That’s the formal game I’m playing with this book: it will be a series of first-person narratives wherein the active characters will narrate the events of the other characters. The builder will tell us what happens to the assistant principal violinist. Haydn’s wife will tell us what happens to the builder, maybe. Haydn will tell us what happens to the builder’s wife. And like that, around and around in a widening gyre. It will be a high degree of difficulty, will be a lot of fun for me, and if I pull it off I’ll be a total rock star. So I’ve got that to play with next year, and I look forward to it. In the meanwhile, I’ll prepare for this activity by playing a lot of Haydn’s music on my violin, reading Jane Austen and Voltaire, studying up on the Austro-Hungarian empire and maybe having a look at Fux’s Gradus ad Parnassum again. It’s been years.


  1. I can't believe you're on your sixth, Scott. I need to work harder! It occurs to me that books could be scored like high dives, so that the more challenging books qualify for higher scores! The Builder's Wife sounds cool. Have you always had a title in mind when you started a book in the past?

  2. The high dive analogy is exactly what I have in mind. Though this sort of formal experimentation is pointless if it's an end in itself, don't you think? If it doesn't help to reveal the characters, then it's just showing off or misdirection. For me, anyway, I'm just trying to find a different way to tell a story and seeing what's possible with the tools I have. Maybe I won't write it this way at all. Maybe I'll just write it straight and see how it lays. I don't know.

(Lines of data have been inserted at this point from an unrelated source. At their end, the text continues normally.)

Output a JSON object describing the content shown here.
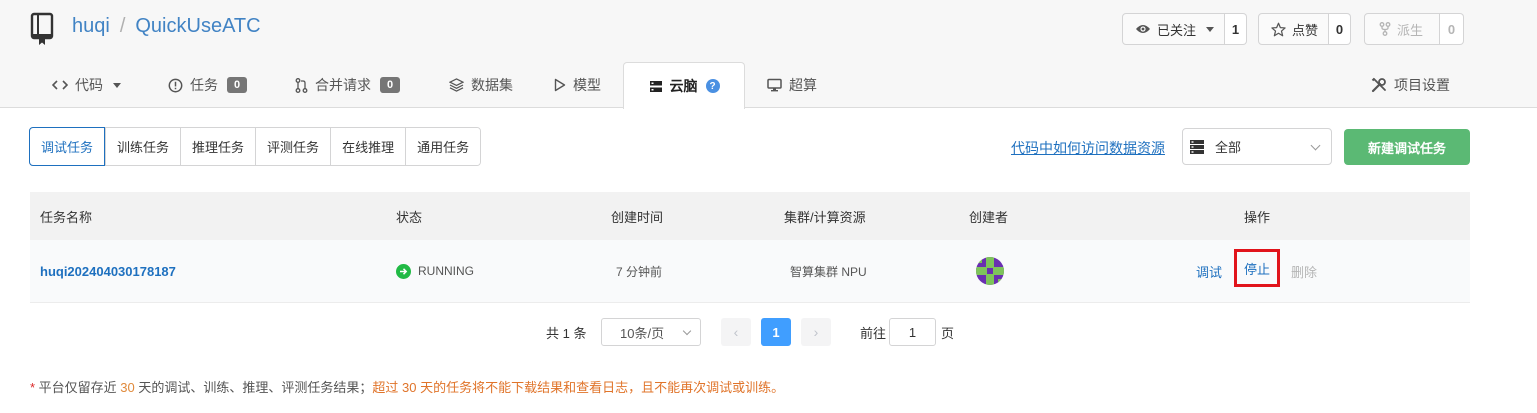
{
  "header": {
    "owner": "huqi",
    "separator": "/",
    "repo": "QuickUseATC",
    "watch": {
      "label": "已关注",
      "count": "1"
    },
    "star": {
      "label": "点赞",
      "count": "0"
    },
    "fork": {
      "label": "派生",
      "count": "0"
    }
  },
  "tabs": [
    {
      "label": "代码"
    },
    {
      "label": "任务",
      "badge": "0"
    },
    {
      "label": "合并请求",
      "badge": "0"
    },
    {
      "label": "数据集"
    },
    {
      "label": "模型"
    },
    {
      "label": "云脑"
    },
    {
      "label": "超算"
    },
    {
      "label": "项目设置"
    }
  ],
  "subtabs": [
    "调试任务",
    "训练任务",
    "推理任务",
    "评测任务",
    "在线推理",
    "通用任务"
  ],
  "data_link": "代码中如何访问数据资源",
  "filter": {
    "value": "全部"
  },
  "new_button": "新建调试任务",
  "table": {
    "headers": [
      "任务名称",
      "状态",
      "创建时间",
      "集群/计算资源",
      "创建者",
      "操作"
    ],
    "rows": [
      {
        "name": "huqi202404030178187",
        "status": "RUNNING",
        "created": "7 分钟前",
        "resource": "智算集群 NPU",
        "actions": {
          "debug": "调试",
          "stop": "停止",
          "delete": "删除"
        }
      }
    ]
  },
  "pagination": {
    "total": "共 1 条",
    "page_size": "10条/页",
    "prev": "‹",
    "current": "1",
    "next": "›",
    "goto_label": "前往",
    "goto_value": "1",
    "goto_suffix": "页"
  },
  "notice": {
    "star": "*",
    "part1": " 平台仅留存近 ",
    "days1": "30",
    "part2": " 天的调试、训练、推理、评测任务结果；",
    "warn": "超过 30 天的任务将不能下载结果和查看日志，且不能再次调试或训练。"
  },
  "colors": {
    "link": "#1e70bf",
    "primary_green": "#5bb974",
    "running": "#21ba45",
    "highlight_box": "#e1141b",
    "pager_active": "#409eff"
  }
}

    Maybe if I put more time into each book, I'd only have a couple of them but they'd be better books?

    By the time I get around to writing prose, I usually have a title. It helps me focus. Hopefully I'll find a real title for the Builder's Wife during my research this fall.

  3. Are you kidding about Mozart's Ghost narrating some tales? I hope you're not kidding.

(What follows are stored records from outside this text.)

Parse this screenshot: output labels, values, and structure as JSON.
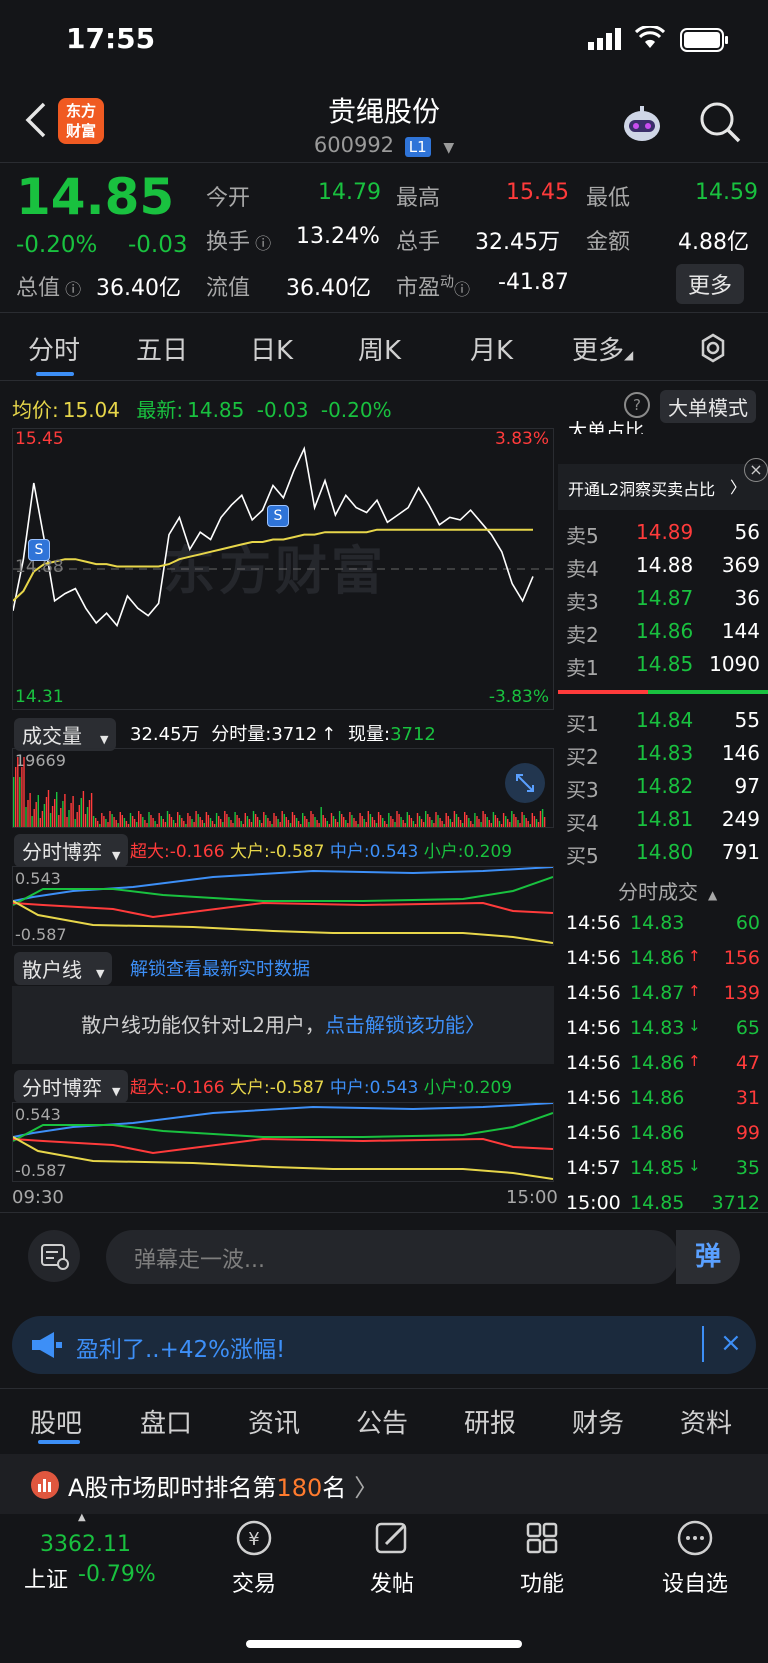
{
  "status_bar": {
    "time": "17:55"
  },
  "header": {
    "title": "贵绳股份",
    "code": "600992",
    "level": "L1",
    "logo_text": "东方财富"
  },
  "quote": {
    "price": "14.85",
    "change_pct": "-0.20%",
    "change": "-0.03",
    "open_label": "今开",
    "open": "14.79",
    "high_label": "最高",
    "high": "15.45",
    "low_label": "最低",
    "low": "14.59",
    "turnover_label": "换手",
    "turnover": "13.24%",
    "volume_label": "总手",
    "volume": "32.45万",
    "amount_label": "金额",
    "amount": "4.88亿",
    "mcap_label": "总值",
    "mcap": "36.40亿",
    "float_label": "流值",
    "float_val": "36.40亿",
    "pe_label": "市盈",
    "pe_sup": "动",
    "pe": "-41.87",
    "more_label": "更多"
  },
  "tabs": [
    "分时",
    "五日",
    "日K",
    "周K",
    "月K",
    "更多"
  ],
  "chart_info": {
    "avg_label": "均价:",
    "avg": "15.04",
    "latest_label": "最新:",
    "latest": "14.85",
    "latest_chg": "-0.03",
    "latest_pct": "-0.20%",
    "mode_button": "大单模式",
    "y_top": "15.45",
    "y_mid": "14.88",
    "y_bottom": "14.31",
    "pct_top": "3.83%",
    "pct_bottom": "-3.83%",
    "watermark": "东方财富"
  },
  "chart_data": {
    "type": "line",
    "title": "",
    "ylim": [
      14.31,
      15.45
    ],
    "x_start": "09:30",
    "x_end": "15:00",
    "series": [
      {
        "values": [
          14.71,
          14.92,
          15.23,
          15.0,
          14.75,
          14.78,
          14.8,
          14.72,
          14.66,
          14.7,
          14.65,
          14.77,
          14.72,
          14.69,
          14.74,
          15.02,
          15.09,
          14.96,
          15.03,
          15.0,
          15.09,
          15.14,
          15.18,
          15.08,
          15.12,
          15.22,
          15.17,
          15.28,
          15.37,
          15.13,
          15.24,
          15.1,
          15.18,
          15.13,
          15.11,
          15.16,
          15.07,
          15.1,
          15.13,
          15.21,
          15.14,
          15.06,
          15.09,
          15.08,
          15.12,
          15.07,
          15.02,
          14.95,
          14.82,
          14.75,
          14.85
        ]
      },
      {
        "values": [
          14.75,
          14.79,
          14.87,
          14.9,
          14.91,
          14.92,
          14.92,
          14.91,
          14.9,
          14.9,
          14.89,
          14.89,
          14.89,
          14.89,
          14.89,
          14.9,
          14.92,
          14.93,
          14.94,
          14.95,
          14.96,
          14.97,
          14.98,
          14.99,
          14.99,
          15.0,
          15.0,
          15.01,
          15.02,
          15.02,
          15.03,
          15.03,
          15.03,
          15.03,
          15.03,
          15.04,
          15.04,
          15.04,
          15.04,
          15.04,
          15.04,
          15.04,
          15.04,
          15.04,
          15.04,
          15.04,
          15.04,
          15.04,
          15.04,
          15.04,
          15.04
        ]
      }
    ]
  },
  "volume_panel": {
    "label": "成交量",
    "total": "32.45万",
    "minute_label": "分时量:",
    "minute": "3712",
    "now_label": "现量:",
    "now": "3712",
    "max": "19669"
  },
  "game_panel": {
    "label": "分时博弈",
    "super_label": "超大:",
    "super": "-0.166",
    "big_label": "大户:",
    "big": "-0.587",
    "mid_label": "中户:",
    "mid": "0.543",
    "small_label": "小户:",
    "small": "0.209",
    "y_top": "0.543",
    "y_bottom": "-0.587"
  },
  "retail_panel": {
    "label": "散户线",
    "unlock": "解锁查看最新实时数据",
    "notice": "散户线功能仅针对L2用户，",
    "notice_link": "点击解锁该功能"
  },
  "time_axis": {
    "start": "09:30",
    "end": "15:00"
  },
  "side": {
    "big_ratio": "大单占比",
    "l2_link": "开通L2洞察买卖占比",
    "sell": [
      {
        "label": "卖5",
        "price": "14.89",
        "vol": "56",
        "color": "red"
      },
      {
        "label": "卖4",
        "price": "14.88",
        "vol": "369",
        "color": "white"
      },
      {
        "label": "卖3",
        "price": "14.87",
        "vol": "36",
        "color": "green"
      },
      {
        "label": "卖2",
        "price": "14.86",
        "vol": "144",
        "color": "green"
      },
      {
        "label": "卖1",
        "price": "14.85",
        "vol": "1090",
        "color": "green"
      }
    ],
    "buy": [
      {
        "label": "买1",
        "price": "14.84",
        "vol": "55",
        "color": "green"
      },
      {
        "label": "买2",
        "price": "14.83",
        "vol": "146",
        "color": "green"
      },
      {
        "label": "买3",
        "price": "14.82",
        "vol": "97",
        "color": "green"
      },
      {
        "label": "买4",
        "price": "14.81",
        "vol": "249",
        "color": "green"
      },
      {
        "label": "买5",
        "price": "14.80",
        "vol": "791",
        "color": "green"
      }
    ],
    "trades_label": "分时成交",
    "trades": [
      {
        "time": "14:56",
        "price": "14.83",
        "arrow": "",
        "vol": "60",
        "pc": "green",
        "vc": "green"
      },
      {
        "time": "14:56",
        "price": "14.86",
        "arrow": "↑",
        "vol": "156",
        "pc": "green",
        "vc": "red"
      },
      {
        "time": "14:56",
        "price": "14.87",
        "arrow": "↑",
        "vol": "139",
        "pc": "green",
        "vc": "red"
      },
      {
        "time": "14:56",
        "price": "14.83",
        "arrow": "↓",
        "vol": "65",
        "pc": "green",
        "vc": "green"
      },
      {
        "time": "14:56",
        "price": "14.86",
        "arrow": "↑",
        "vol": "47",
        "pc": "green",
        "vc": "red"
      },
      {
        "time": "14:56",
        "price": "14.86",
        "arrow": "",
        "vol": "31",
        "pc": "green",
        "vc": "red"
      },
      {
        "time": "14:56",
        "price": "14.86",
        "arrow": "",
        "vol": "99",
        "pc": "green",
        "vc": "red"
      },
      {
        "time": "14:57",
        "price": "14.85",
        "arrow": "↓",
        "vol": "35",
        "pc": "green",
        "vc": "green"
      },
      {
        "time": "15:00",
        "price": "14.85",
        "arrow": "",
        "vol": "3712",
        "pc": "green",
        "vc": "green"
      }
    ]
  },
  "danmaku": {
    "placeholder": "弹幕走一波...",
    "send": "弹"
  },
  "banner": {
    "text": "盈利了..+42%涨幅!"
  },
  "bottom_tabs": [
    "股吧",
    "盘口",
    "资讯",
    "公告",
    "研报",
    "财务",
    "资料"
  ],
  "rank": {
    "text_a": "A股市场即时排名第",
    "rank": "180",
    "text_b": "名"
  },
  "nav": {
    "index_value": "3362.11",
    "index_name": "上证",
    "index_pct": "-0.79%",
    "items": [
      "交易",
      "发帖",
      "功能",
      "设自选"
    ]
  }
}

  4. I'm not kidding. And I think Leopold, the Holy Roman Emperor, will also get to narrate a chapter or two. As will Ludwig van Beethoven and, possibly, Marie Antoinette. 1790 was a fascinating year. But most of the space will of course be given over to the main characters in the story, which is a comic romance. Or something. I'm going to read the libretto to Cosi Fan Tutti again and look for ideas.

    The more I think about this book, the more I want to write it. The problem of narrative unity will be very great. It sounds like more fun than I deserve to have.

  5. The more I think about this book, the more you seem perfect to write it, just as you've described it. And I don't even "know" you that well.

    I am struck by your comment about endings, trying to think how mine matches up, and, again, anxious to see your reaction to the ending of Mudbound.

  6. Mudbound is advertised as a tragedy, so I won't be surprised if things are tragic! I don't really read for endings so much as I read for middles, anyway. But I do think an ending has to make sense given what happened beforehand. I don't care about happy or sad or indifferent or if beloved characters end up dead (I've read plenty enough Shakespeare and O'Connor and Faulkner where that happens), as long as it flows from the narrative up to that point. Unless you're not talking about the tragic quality of the ending, but something else, in which case I'll just have to see when I read the book!

  7. Well, congrats on being almost finished. I like the sound of The Builders Wife though. I like your concept for the finish.